GIVEN INFORMATION:
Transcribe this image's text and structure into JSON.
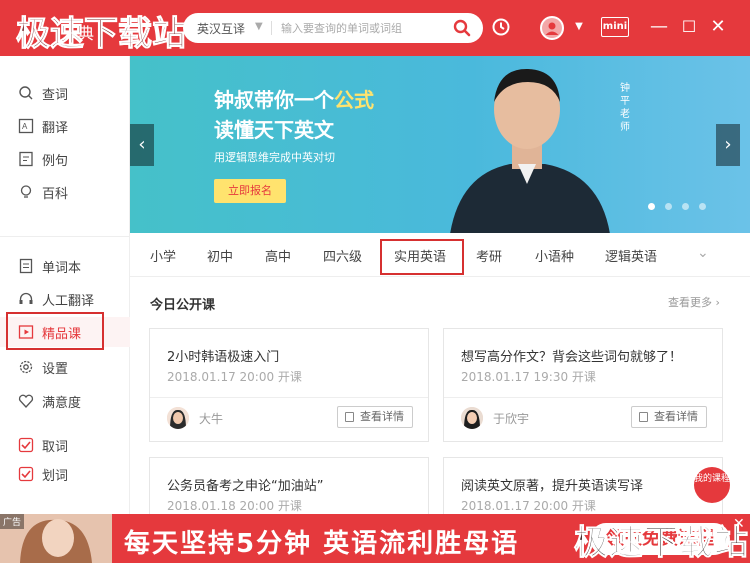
{
  "app": {
    "logo_text": "极速下载站",
    "logo_sub": "典"
  },
  "search": {
    "mode": "英汉互译",
    "placeholder": "输入要查询的单词或词组"
  },
  "topbar": {
    "mini_label": "mini",
    "minimize": "—",
    "maximize": "☐",
    "close": "✕"
  },
  "sidebar": {
    "items": [
      {
        "label": "查词",
        "icon": "search-icon"
      },
      {
        "label": "翻译",
        "icon": "translate-icon"
      },
      {
        "label": "例句",
        "icon": "sentence-icon"
      },
      {
        "label": "百科",
        "icon": "bulb-icon"
      },
      {
        "label": "单词本",
        "icon": "wordbook-icon"
      },
      {
        "label": "人工翻译",
        "icon": "headset-icon"
      },
      {
        "label": "精品课",
        "icon": "course-icon"
      },
      {
        "label": "设置",
        "icon": "gear-icon"
      },
      {
        "label": "满意度",
        "icon": "heart-icon"
      },
      {
        "label": "取词",
        "icon": "checkbox-icon"
      },
      {
        "label": "划词",
        "icon": "checkbox-icon"
      }
    ]
  },
  "banner": {
    "line1_a": "钟叔带你一个",
    "line1_b": "公式",
    "line2": "读懂天下英文",
    "subtitle": "用逻辑思维完成中英对切",
    "cta": "立即报名",
    "teacher_tag": "钟平老师",
    "prev": "‹",
    "next": "›"
  },
  "tabs": [
    "小学",
    "初中",
    "高中",
    "四六级",
    "实用英语",
    "考研",
    "小语种",
    "逻辑英语"
  ],
  "section": {
    "title": "今日公开课",
    "more": "查看更多 ›"
  },
  "courses": [
    {
      "title": "2小时韩语极速入门",
      "date": "2018.01.17 20:00 开课",
      "teacher": "大牛",
      "button": "查看详情"
    },
    {
      "title": "想写高分作文？背会这些词句就够了！",
      "date": "2018.01.17 19:30 开课",
      "teacher": "于欣宇",
      "button": "查看详情"
    },
    {
      "title": "公务员备考之申论“加油站”",
      "date": "2018.01.18 20:00 开课"
    },
    {
      "title": "阅读英文原著，提升英语读写译",
      "date": "2018.01.17 20:00 开课"
    }
  ],
  "my_course": "我的课程",
  "ad": {
    "tag": "广告",
    "text": "每天坚持5分钟 英语流利胜母语",
    "button": "领取免费课程",
    "close": "✕"
  },
  "watermark": "极速下载站",
  "colors": {
    "brand_red": "#e5393d",
    "banner_teal": "#45c1c9",
    "highlight_yellow": "#ffe36e"
  }
}
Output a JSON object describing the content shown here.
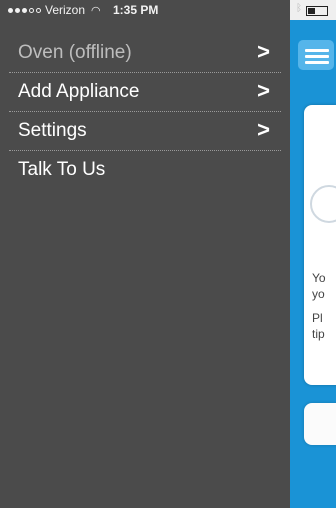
{
  "status_bar": {
    "carrier": "Verizon",
    "time": "1:35 PM"
  },
  "menu": {
    "items": [
      {
        "label": "Oven (offline)",
        "chevron": ">"
      },
      {
        "label": "Add Appliance",
        "chevron": ">"
      },
      {
        "label": "Settings",
        "chevron": ">"
      },
      {
        "label": "Talk To Us",
        "chevron": ""
      }
    ]
  },
  "background_app": {
    "card_text_lines": [
      "Yo",
      "yo",
      "Pl",
      "tip"
    ]
  },
  "colors": {
    "drawer_bg": "#4b4b4b",
    "accent": "#1a93d6",
    "offline_text": "#bdbdbd"
  }
}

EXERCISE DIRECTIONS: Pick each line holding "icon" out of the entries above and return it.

OUTPUT OF THE EXERCISE:
        "icon": "search-icon"
        "icon": "translate-icon"
        "icon": "sentence-icon"
        "icon": "bulb-icon"
        "icon": "wordbook-icon"
        "icon": "headset-icon"
        "icon": "course-icon"
        "icon": "gear-icon"
        "icon": "heart-icon"
        "icon": "checkbox-icon"
        "icon": "checkbox-icon"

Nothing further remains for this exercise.